Refusal to Stay Pending CBM Unusual
Last week I discussed the creation of a “Track B” docket by the Eastern District of Texas (EDTX) and explained how this docket could force some defendants away from the more cost effective alternatives of the USPTO’s Patent Trial & Appeal Board (PTAB). On the heels of the Track B announcement, the Court issued a second denial of a stay of the patent dispute between VirtualAgility Inc., v. Salesforce.com Inc., et al. (here) pending PTAB review. In this case, a Covered Business Method (CBM) challenge was filed against the patent at issue. By way of reminder, CBM is the proceeding created by Congress that does all but mandate a stay pending CBM…..at least outside of Texas.
The CBM proceeding is noteworthy in several respects, but perhaps of greatest interest to patent challengers is the degree to which courts are expected to defer to the USPTO. That is to say, when faced with the decision to stay or proceed to trial on a qualifying business method/e-commerce patent, Congress was very emphatic throughout the legislative history that a stay is justified in almost all circumstances. If there were any question as to the intent of Congress, an unsuccessful movant was given the right of de novo interlocutory review to the CAFC.
It would seem unlikely that a district court would deny a motion to stay pending CBM proceedings only to have the certain interlocutory review effectively provide the same relief. Indeed, the CBM proceeding will only advance further by the time the CAFC considers the matter on de novo review.

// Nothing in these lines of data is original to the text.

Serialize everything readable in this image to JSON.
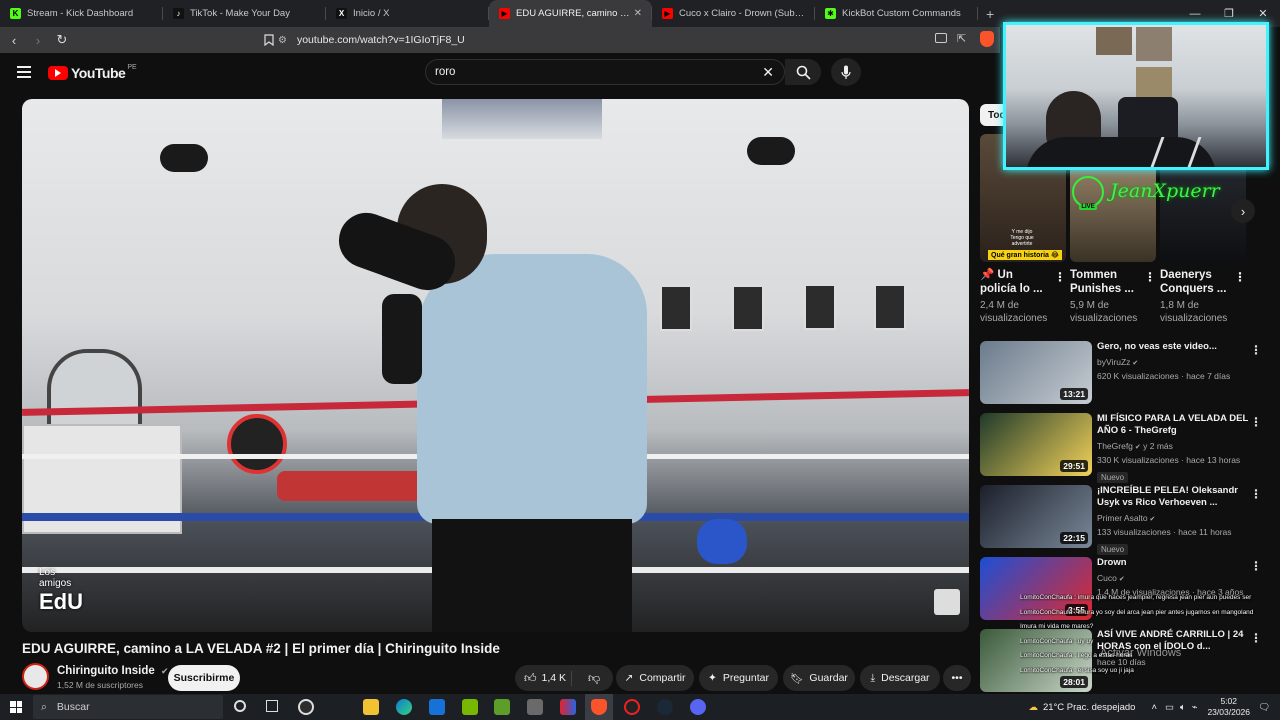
{
  "browser": {
    "tabs": [
      {
        "title": "Stream - Kick Dashboard",
        "fav_color": "#53fc18",
        "fav_glyph": "K"
      },
      {
        "title": "TikTok - Make Your Day",
        "fav_color": "#111111",
        "fav_glyph": "♪"
      },
      {
        "title": "Inicio / X",
        "fav_color": "#111111",
        "fav_glyph": "X"
      },
      {
        "title": "EDU AGUIRRE, camino a LA VELADA",
        "fav_color": "#ff0000",
        "fav_glyph": "▶",
        "active": true
      },
      {
        "title": "Cuco x Clairo - Drown (Sub. Español)",
        "fav_color": "#ff0000",
        "fav_glyph": "▶"
      },
      {
        "title": "KickBot Custom Commands",
        "fav_color": "#53fc18",
        "fav_glyph": "✱"
      }
    ],
    "new_tab": "+",
    "url": "youtube.com/watch?v=1IGIoTjF8_U"
  },
  "youtube": {
    "logo_text": "YouTube",
    "region": "PE",
    "search_value": "roro",
    "video_title": "EDU AGUIRRE, camino a LA VELADA #2 | El primer día | Chiringuito Inside",
    "channel": {
      "name": "Chiringuito Inside",
      "subscribers": "1,52 M de suscriptores",
      "subscribe_label": "Suscribirme"
    },
    "actions": {
      "likes": "1,4 K",
      "share": "Compartir",
      "ask": "Preguntar",
      "save": "Guardar",
      "download": "Descargar"
    },
    "watermark": {
      "line1": "Los",
      "line2": "amigos",
      "line3": "EdU"
    },
    "filter_chip": "Tod",
    "shorts": [
      {
        "title": "📌 Un policía lo ...",
        "views": "2,4 M de visualizaciones",
        "overlay_top": "Y me dijo",
        "overlay_bottom": "Tengo que advertirte",
        "tag": "Qué gran historia 😂"
      },
      {
        "title": "Tommen Punishes ...",
        "views": "5,9 M de visualizaciones"
      },
      {
        "title": "Daenerys Conquers ...",
        "views": "1,8 M de visualizaciones"
      }
    ],
    "recommendations": [
      {
        "title": "Gero, no veas este video...",
        "channel": "byViruZz",
        "meta": "620 K visualizaciones · hace 7 días",
        "duration": "13:21",
        "color1": "#6b7b8c",
        "color2": "#c7cdd3"
      },
      {
        "title": "MI FÍSICO PARA LA VELADA DEL AÑO 6 - TheGrefg",
        "channel": "TheGrefg",
        "channel_extra": "y 2 más",
        "meta": "330 K visualizaciones · hace 13 horas",
        "badge": "Nuevo",
        "duration": "29:51",
        "color1": "#1f3a2a",
        "color2": "#f3d25a"
      },
      {
        "title": "¡INCREÍBLE PELEA! Oleksandr Usyk vs Rico Verhoeven ...",
        "channel": "Primer Asalto",
        "meta": "133 visualizaciones · hace 11 horas",
        "badge": "Nuevo",
        "duration": "22:15",
        "color1": "#1b1f2a",
        "color2": "#7a8899"
      },
      {
        "title": "Drown",
        "channel": "Cuco",
        "meta": "1,4 M de visualizaciones · hace 3 años",
        "duration": "3:55",
        "color1": "#1b4fd6",
        "color2": "#e0292c"
      },
      {
        "title": "ASÍ VIVE ANDRÉ CARRILLO | 24 HORAS con el ÍDOLO d...",
        "channel": "",
        "meta": "hace 10 días",
        "duration": "28:01",
        "color1": "#3a5a3a",
        "color2": "#c9d6c9"
      }
    ]
  },
  "stream_overlay": {
    "streamer_name": "JeanXpuerr",
    "live_badge": "LIVE",
    "chat": [
      "LomitoConChaufa : imura que haces jeampier, regresa jean pier aun puedes ser",
      "LomitoConChaufa : imura yo soy del arca jean pier antes jugamos en mangoland",
      "Imura mi vida me mares?",
      "LomitoConChaufa : uy uy",
      "LomitoConChaufa : llego a estas horas",
      "LomitoConChaufa : el sisa soy uo ji jaja"
    ],
    "windows_watermark": "Activar Windows"
  },
  "taskbar": {
    "search_placeholder": "Buscar",
    "weather": "21°C  Prac. despejado",
    "time": "5:02",
    "date": "23/03/2026"
  }
}
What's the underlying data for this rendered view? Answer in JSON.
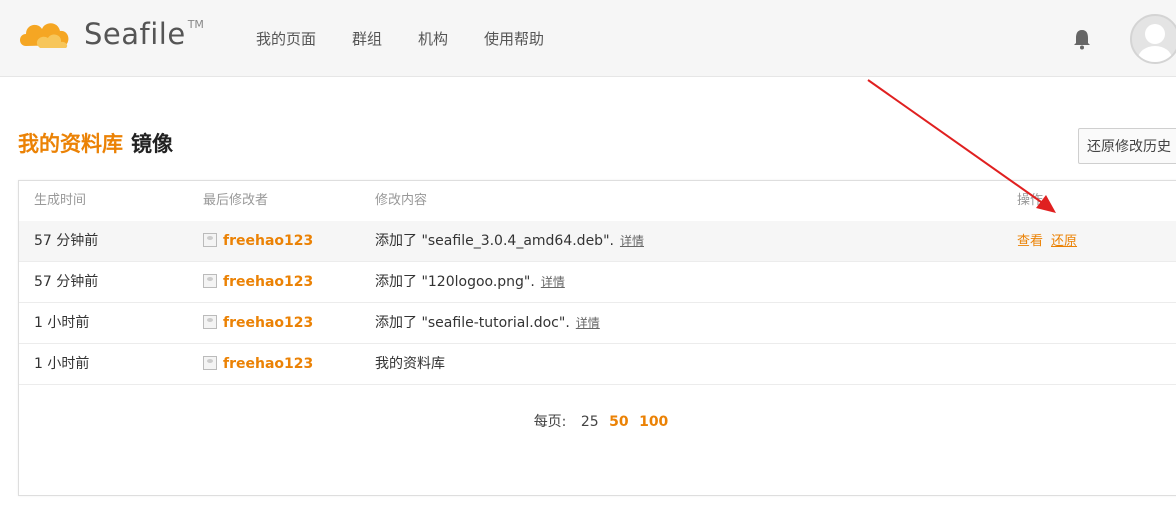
{
  "app": {
    "name": "Seafile",
    "tm": "TM"
  },
  "nav": {
    "items": [
      "我的页面",
      "群组",
      "机构",
      "使用帮助"
    ]
  },
  "page": {
    "title_prefix": "我的资料库",
    "title_name": "镜像",
    "revert_button": "还原修改历史"
  },
  "table": {
    "headers": {
      "time": "生成时间",
      "modifier": "最后修改者",
      "content": "修改内容",
      "ops": "操作"
    },
    "rows": [
      {
        "time": "57 分钟前",
        "user": "freehao123",
        "content": "添加了 \"seafile_3.0.4_amd64.deb\".",
        "detail": "详情",
        "highlighted": true
      },
      {
        "time": "57 分钟前",
        "user": "freehao123",
        "content": "添加了 \"120logoo.png\".",
        "detail": "详情",
        "highlighted": false
      },
      {
        "time": "1 小时前",
        "user": "freehao123",
        "content": "添加了 \"seafile-tutorial.doc\".",
        "detail": "详情",
        "highlighted": false
      },
      {
        "time": "1 小时前",
        "user": "freehao123",
        "content": "我的资料库",
        "detail": "",
        "highlighted": false
      }
    ],
    "row_ops": {
      "view": "查看",
      "restore": "还原"
    }
  },
  "pager": {
    "label": "每页:",
    "options": [
      "25",
      "50",
      "100"
    ],
    "current": "25"
  },
  "colors": {
    "accent": "#eb8205",
    "arrow": "#e02020"
  },
  "icons": {
    "logo": "seafile-cloud-logo",
    "bell": "bell-icon",
    "avatar": "user-avatar",
    "user": "user-icon"
  }
}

Yet, that is exactly what is happening in VirtualAgility.
Salesforce.com sought CBM review of the VirtualAgility patent in CBM2013-00024 in May of 2013 and instituted in November of the same year. Since the initial motion to stay was denied and appealed to the CAFC, the patentee has even attempted to amend their claims. Final oral argument is scheduled before the PTAB in July. Yet, the EDTX strangely continues the case (in limited respects as the CAFC has issued a temporary stay), even noting the need for supplemental construction should the amended claims survive.
Of note, the Court explains:
That Congress instituted a four-factor test, rather than an automatic stay provision, under AIA § 18(b) speaks volumes about Congressional intent that such a stay is not a given but “must rest on the facts of each particular case.” VirtualAgility, Inc. v. Salesforce.com, Inc., 2:13-CV-00011-JRG, 2014 WL 94371, at *2 (E.D. Tex. Jan. 9, 2014) (citing Sightsound Techs., LLC v. Apple, No. 11–1292, 2013 WL 2457284, at *1 (W.D. Penn. June 6, 2013)).
. . .Defendants assert that the motion to amend “further underscores how issues are simplified (AIA factor 1), and burdens are reduced (AIA factor 4),” because, absent a stay, “this Court could be faced with new claims to construe on the eve of trial.” (Dkt. No. 144 at 1 (emphasis added).) This result, however, will only occur if the PTAB finds some or all of the original independent claims unpatantable, thereby necessitating the proposed amendments. Defendants made no attempt at showing how such conditions triggering the amendments would likely arise. Nor have they challenged the Court’s previous finding that cancellation of some or all the claims was unlikely . . .
The claims of the patent are rejected on 101 and 102 grounds. Should make for an interesting CAFC decision in the weeks ahead that I predict will change the perspectives of the EDTX on CBM proceedings.